The Butt: Observer and Guardian reviews

“Tom Brodzinski, on holiday in a strange, unnamed country, decides to cave in to the strict anti-smoking laws and give up his nicotine habit. First, he wants a final cigarette. When he flicks the butt from the balcony of his rented apartment, it drops on to the head of a man sunbathing below. Forced to make reparations to the victim’s family for this “assault”, Brodzinski begins a nightmare journey of redemption through a crazy landscape ravaged by warfare and characterised by the tribal customs of its inhabitants. Self’s homage to Conrad’s Heart of Darkness is written with razor-sharp descriptions and dark comedy which grip the reader until the concluding pages. Lucy Scholes

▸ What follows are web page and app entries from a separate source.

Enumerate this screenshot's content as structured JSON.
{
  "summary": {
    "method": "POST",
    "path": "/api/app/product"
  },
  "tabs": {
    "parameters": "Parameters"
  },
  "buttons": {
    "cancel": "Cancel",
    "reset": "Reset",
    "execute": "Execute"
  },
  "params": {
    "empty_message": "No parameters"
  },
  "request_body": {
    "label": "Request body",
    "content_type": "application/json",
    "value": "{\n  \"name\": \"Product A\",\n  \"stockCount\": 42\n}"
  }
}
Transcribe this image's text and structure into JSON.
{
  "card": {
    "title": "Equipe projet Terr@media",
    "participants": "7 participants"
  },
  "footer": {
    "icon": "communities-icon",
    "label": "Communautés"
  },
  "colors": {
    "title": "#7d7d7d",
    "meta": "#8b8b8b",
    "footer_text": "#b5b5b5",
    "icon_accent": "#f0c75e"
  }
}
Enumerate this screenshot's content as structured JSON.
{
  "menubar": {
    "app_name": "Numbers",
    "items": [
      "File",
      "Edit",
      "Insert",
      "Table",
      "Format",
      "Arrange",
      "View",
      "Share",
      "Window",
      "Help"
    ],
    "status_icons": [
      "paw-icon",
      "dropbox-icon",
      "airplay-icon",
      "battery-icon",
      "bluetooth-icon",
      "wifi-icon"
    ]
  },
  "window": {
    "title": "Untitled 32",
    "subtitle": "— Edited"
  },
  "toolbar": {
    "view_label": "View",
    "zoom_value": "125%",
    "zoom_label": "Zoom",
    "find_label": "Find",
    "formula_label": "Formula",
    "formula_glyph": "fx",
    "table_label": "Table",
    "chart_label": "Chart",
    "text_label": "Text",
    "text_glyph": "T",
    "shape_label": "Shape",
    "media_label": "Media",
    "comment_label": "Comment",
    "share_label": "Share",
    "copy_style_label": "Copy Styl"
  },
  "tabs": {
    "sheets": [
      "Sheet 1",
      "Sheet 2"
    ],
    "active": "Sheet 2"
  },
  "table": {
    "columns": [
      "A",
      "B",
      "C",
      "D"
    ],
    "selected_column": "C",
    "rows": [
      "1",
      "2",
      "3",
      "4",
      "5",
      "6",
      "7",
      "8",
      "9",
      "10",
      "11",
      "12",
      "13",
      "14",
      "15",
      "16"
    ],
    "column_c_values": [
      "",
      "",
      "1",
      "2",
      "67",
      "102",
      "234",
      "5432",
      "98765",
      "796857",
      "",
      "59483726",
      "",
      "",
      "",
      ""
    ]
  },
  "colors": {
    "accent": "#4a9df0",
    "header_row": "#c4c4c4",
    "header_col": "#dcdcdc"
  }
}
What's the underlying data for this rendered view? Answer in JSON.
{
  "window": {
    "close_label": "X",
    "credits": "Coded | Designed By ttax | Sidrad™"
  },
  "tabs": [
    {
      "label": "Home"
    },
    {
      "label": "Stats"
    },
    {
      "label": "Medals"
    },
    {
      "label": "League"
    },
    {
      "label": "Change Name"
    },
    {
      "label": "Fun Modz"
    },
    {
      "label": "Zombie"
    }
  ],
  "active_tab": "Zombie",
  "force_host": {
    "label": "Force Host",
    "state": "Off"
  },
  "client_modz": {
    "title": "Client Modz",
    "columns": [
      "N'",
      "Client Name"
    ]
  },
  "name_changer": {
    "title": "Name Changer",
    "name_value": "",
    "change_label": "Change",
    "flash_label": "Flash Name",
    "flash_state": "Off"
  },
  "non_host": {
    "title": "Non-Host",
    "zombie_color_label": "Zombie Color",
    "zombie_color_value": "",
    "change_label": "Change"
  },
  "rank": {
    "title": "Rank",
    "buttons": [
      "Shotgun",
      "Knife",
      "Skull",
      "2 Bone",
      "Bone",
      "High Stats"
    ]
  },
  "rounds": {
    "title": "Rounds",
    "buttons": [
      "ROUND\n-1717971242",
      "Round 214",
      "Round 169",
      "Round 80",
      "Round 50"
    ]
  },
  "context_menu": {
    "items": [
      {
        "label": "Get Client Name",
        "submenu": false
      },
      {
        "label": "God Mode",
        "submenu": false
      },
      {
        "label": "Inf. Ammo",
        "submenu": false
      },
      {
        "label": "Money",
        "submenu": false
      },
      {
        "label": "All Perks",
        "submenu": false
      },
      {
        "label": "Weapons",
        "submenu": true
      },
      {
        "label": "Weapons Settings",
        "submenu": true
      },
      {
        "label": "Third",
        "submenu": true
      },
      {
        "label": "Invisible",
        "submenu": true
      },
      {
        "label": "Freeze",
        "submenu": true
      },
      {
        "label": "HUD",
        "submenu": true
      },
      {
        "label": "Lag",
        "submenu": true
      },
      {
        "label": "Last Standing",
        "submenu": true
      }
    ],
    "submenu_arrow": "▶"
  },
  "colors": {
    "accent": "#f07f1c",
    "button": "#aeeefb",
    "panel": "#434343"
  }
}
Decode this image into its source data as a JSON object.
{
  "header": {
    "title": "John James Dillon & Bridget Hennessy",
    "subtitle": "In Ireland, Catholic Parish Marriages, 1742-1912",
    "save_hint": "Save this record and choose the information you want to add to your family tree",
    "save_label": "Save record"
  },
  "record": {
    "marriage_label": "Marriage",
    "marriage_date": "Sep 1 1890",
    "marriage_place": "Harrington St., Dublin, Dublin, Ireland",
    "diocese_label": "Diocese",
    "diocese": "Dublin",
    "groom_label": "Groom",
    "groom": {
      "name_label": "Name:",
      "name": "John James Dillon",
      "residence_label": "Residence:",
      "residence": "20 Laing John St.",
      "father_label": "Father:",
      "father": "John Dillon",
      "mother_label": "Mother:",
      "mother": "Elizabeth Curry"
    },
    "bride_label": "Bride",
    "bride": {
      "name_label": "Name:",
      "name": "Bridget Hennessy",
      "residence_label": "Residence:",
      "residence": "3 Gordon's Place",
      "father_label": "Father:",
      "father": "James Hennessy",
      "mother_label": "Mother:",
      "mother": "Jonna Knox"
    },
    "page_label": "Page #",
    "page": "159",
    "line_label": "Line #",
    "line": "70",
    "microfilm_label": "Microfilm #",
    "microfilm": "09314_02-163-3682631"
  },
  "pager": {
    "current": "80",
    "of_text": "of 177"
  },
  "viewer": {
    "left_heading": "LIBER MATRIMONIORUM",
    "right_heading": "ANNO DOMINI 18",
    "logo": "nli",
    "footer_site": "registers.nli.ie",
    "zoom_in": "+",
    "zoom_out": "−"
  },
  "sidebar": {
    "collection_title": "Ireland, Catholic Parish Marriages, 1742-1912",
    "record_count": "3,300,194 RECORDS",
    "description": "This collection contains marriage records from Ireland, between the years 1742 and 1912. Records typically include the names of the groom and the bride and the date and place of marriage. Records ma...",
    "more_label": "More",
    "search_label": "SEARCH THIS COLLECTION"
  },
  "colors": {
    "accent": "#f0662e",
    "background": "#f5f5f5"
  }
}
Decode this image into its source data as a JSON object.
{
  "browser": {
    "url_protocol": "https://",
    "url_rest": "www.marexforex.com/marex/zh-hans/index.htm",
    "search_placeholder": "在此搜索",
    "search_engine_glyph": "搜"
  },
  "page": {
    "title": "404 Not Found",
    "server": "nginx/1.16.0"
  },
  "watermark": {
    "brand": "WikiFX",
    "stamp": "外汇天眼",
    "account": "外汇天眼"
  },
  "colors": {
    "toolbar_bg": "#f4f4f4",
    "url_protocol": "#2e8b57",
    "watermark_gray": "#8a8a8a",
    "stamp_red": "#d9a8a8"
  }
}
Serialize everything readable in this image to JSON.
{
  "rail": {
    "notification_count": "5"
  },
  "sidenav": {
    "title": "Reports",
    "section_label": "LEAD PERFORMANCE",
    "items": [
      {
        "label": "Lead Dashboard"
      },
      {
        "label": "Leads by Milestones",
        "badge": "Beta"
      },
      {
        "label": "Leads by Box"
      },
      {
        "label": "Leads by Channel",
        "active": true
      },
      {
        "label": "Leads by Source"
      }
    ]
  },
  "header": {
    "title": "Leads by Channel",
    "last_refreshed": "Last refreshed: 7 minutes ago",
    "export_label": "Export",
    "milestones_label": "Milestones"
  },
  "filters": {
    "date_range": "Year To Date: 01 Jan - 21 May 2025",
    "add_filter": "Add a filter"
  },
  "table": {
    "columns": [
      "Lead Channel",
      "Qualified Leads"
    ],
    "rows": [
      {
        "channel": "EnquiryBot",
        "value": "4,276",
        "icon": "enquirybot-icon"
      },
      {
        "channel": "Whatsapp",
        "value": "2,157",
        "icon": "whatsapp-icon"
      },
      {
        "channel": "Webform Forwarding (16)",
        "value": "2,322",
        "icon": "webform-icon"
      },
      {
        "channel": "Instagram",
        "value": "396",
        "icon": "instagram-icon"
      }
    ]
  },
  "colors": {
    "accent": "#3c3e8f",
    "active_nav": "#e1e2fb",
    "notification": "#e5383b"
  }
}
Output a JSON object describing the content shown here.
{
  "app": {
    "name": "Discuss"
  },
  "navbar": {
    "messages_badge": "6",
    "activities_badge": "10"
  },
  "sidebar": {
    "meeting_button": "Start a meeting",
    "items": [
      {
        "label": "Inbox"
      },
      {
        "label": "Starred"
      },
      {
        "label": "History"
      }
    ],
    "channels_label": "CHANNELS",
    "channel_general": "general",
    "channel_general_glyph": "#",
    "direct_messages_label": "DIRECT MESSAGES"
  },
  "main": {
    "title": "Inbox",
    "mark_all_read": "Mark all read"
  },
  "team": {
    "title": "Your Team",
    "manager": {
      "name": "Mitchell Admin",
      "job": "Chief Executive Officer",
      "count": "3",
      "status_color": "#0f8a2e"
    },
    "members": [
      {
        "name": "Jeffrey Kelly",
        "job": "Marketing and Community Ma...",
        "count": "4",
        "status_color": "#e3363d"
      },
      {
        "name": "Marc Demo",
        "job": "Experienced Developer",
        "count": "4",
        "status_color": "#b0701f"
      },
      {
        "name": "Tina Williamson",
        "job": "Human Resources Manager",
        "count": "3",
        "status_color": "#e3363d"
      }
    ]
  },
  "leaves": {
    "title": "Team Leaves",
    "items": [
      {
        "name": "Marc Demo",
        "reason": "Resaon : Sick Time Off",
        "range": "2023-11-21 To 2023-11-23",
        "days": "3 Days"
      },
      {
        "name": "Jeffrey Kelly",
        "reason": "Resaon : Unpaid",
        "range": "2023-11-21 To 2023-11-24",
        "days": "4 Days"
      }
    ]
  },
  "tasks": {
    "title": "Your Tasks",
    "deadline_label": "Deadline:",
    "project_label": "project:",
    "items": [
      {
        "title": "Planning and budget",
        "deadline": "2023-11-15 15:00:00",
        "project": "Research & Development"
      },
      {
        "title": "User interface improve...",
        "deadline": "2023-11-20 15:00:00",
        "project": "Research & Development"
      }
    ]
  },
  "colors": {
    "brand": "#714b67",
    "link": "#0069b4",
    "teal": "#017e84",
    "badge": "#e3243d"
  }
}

“Alan Ayckbourn once wrote a play with 48 variant endings depending on whether a character chose to smoke a cigarette in the first scene. None of them is quite as preposterous as the fate that befalls Will Self’s hero, Tom Brodzinski, when he unthinkingly flips a stub over the balcony of his holiday home, causing mild burns to the man in the apartment below. A simple accident soon develops into a punitive sequence of compensation claims handled by extortionate lawyers and incompetent witch-doctors. The location is anyone’s guess – reference to dunnies and interior desert indicates Australia, though the insurgency going on suggests Afghanistan or Iraq. The invented anthropology is adeptly realised, though it also leads to passages of Self indulgence, such as lingering over arcane rituals whose significance is known only to the author. The satire comes with a Swiftian sense of indignation, though the continued harping about prohibition in public places suggests that the one thing that really irks him is anti-smoking legislation. Alfred Hickling.”